If this year was supposed to produce one of
the best salmon runs in recent history as
experts predicted, someone forgot to tell the
The recreational salmon season, which
opened Saturday, has been a major
"We held a party and the salmon didn't
come," said Linda McIntyre, Moss Landing
Scientists with the Pacific Fishery
Management Council estimated that close to 2
million chinook salmon from the Sacramento and
Klamath rivers awaited recreational fishers,
more than twice last year's prediction and the
highest since the council began making annual
forecasts in 1985.
If they're there, local charter boat
skippers said, they've either gone deep or
they aren't biting. And they aren't biting
anywhere else, either.
Todd Arcoleo, manager of Chris' Fishing
Trips in Monterey, said the fishermen up and
down the coast, from Bodega Bay to Morro Bay,
have reported the same dearth of salmon. In
fact, Monterey Bay has been more generous than
In Bodega Bay, he said, the entire charter
fleet brought in three salmon on opening day.
In Half Moon Bay, 65 anglers on charters
brought in six fish, he said, and Morro Bay
charters reportedly had one catch.
Arcoleo said Chris' fleet brought in about
25 salmon that day. Bill Williamson, a charter
skipper for Randy's Fishing, said that fleet
brought in 45 opening day, but the numbers
have dropped since.
There are a number of theories explaining
the slow start to the season: the water's too
warm; the number of bait fish, like anchovies,
too few; and the barometric pressure too low.
Fish don't eat when the pressure's low, some
And it may just be that the hundreds of
fishing boats on the bay over the weekend
spooked the fish to deeper depths.
But things may be looking up. The weekend
anglers from Fresno are gone and Williamson
and Arcoleo said Monday afternoon the
barometric pressure was moving up and the bait
fish were moving back into Monterey Bay.
None of that will help commercial fishers,
who are waiting for the hammer to fall when
the Pacific Fishery Management Council decides
this week whether it will abbreviate the
commercial salmon season, which begins May 1.
The council is meeting in Tacoma, Wash., today
and is expected to announce by Thursday when
the season will end.
At issue is the number of chinook that
spawn on the Klamath River. The river
experienced a massive die-off of fish in 2002
after the federal Bureau of Reclamation gave a
full allocation of Klamath water to local
farmers despite an ongoing drought.
If the population that is left is
overfished, authorities fear, the fishery
could be permanently devastated. Because
Klamath salmon and Sacramento river salmon
intermingle, the council is considering
halving the commercial season, even though the
Sacramento salmon population is burgeoning.
The Bureau of Reclamation blames the
die-off that led to the crisis on a number of

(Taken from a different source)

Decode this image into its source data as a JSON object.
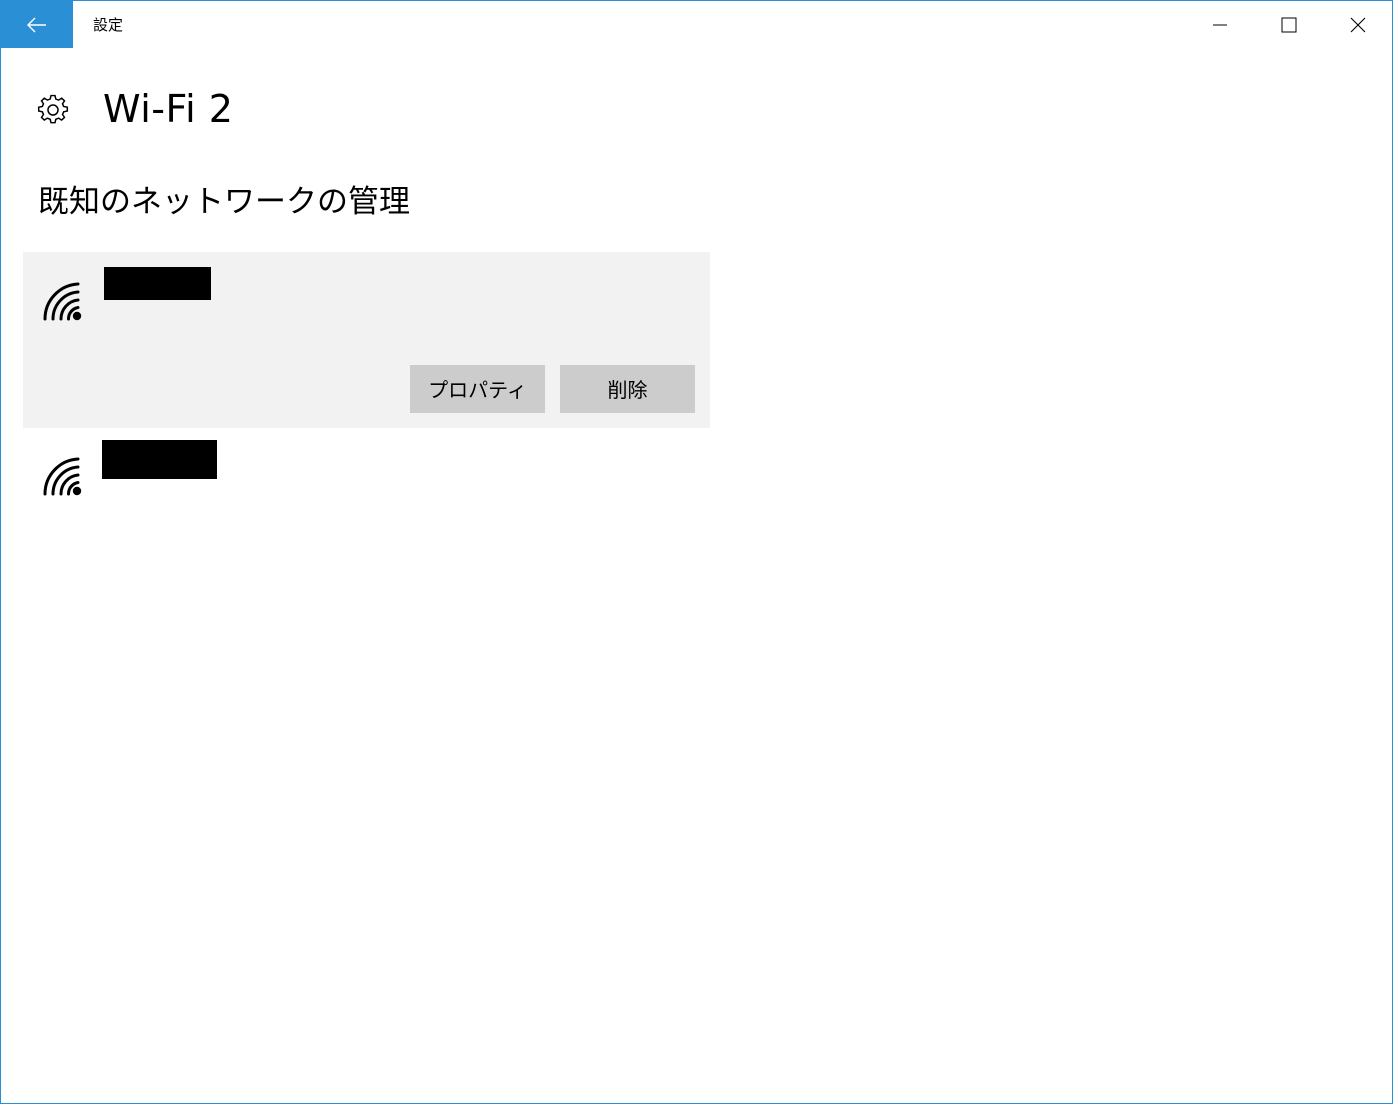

natural causes. The commercial fishing
industry blames it on mismanagement by the
"They took all the water and gave it to the
farmers. It heated the water and killed
thousands and thousands of salmon," said Roger
Whitney, owner of Bay Fresh Seafoods in Moss
Landing. "That's all thanks to our federal
If the season is shortened, he predicted,
it means a record number of Sacramento
chinooks will be returning up the river to
spawn, overtaxing the river's oxygen supply
and causing another die-off. And there's no
guarantee the bureau won't repeat its
allocation to Klamath farmers.
"It's just a mess," Whitney said. "We're
supposed to protect (the salmon) and then they
kill them when they go back up the river."
Fishing enthusiasts aren't the only ones
who were unhappy with the weekend's opener.
Friends of the Sea Otter put out an emergency
call for volunteer observers to report to Moss
Landing Harbor on Sunday after members
reported seeing boaters speeding in the harbor
and aiming their vessels at rafts of otters.
William Brooke, of Friends of the Sea
Otter, said Monday that he put out the call
for volunteers after witnessing otters having
to dive to avoid being hit by boats in the
McIntyre, the harbormaster, said she wasn't
aware of any such incident, but did receive a
report of an otter that had beached itself and
died. She said no speeding citations were
issued over the weekend, but conceded that she
did not have enough staff to handle basic
management of the harbor on opening day, let
alone patrol for speeders.
"If I knew that was the case, I would be
really upset with any fisherman doing that,"
she said. "They're not doing themselves any
favors at all. It's almost like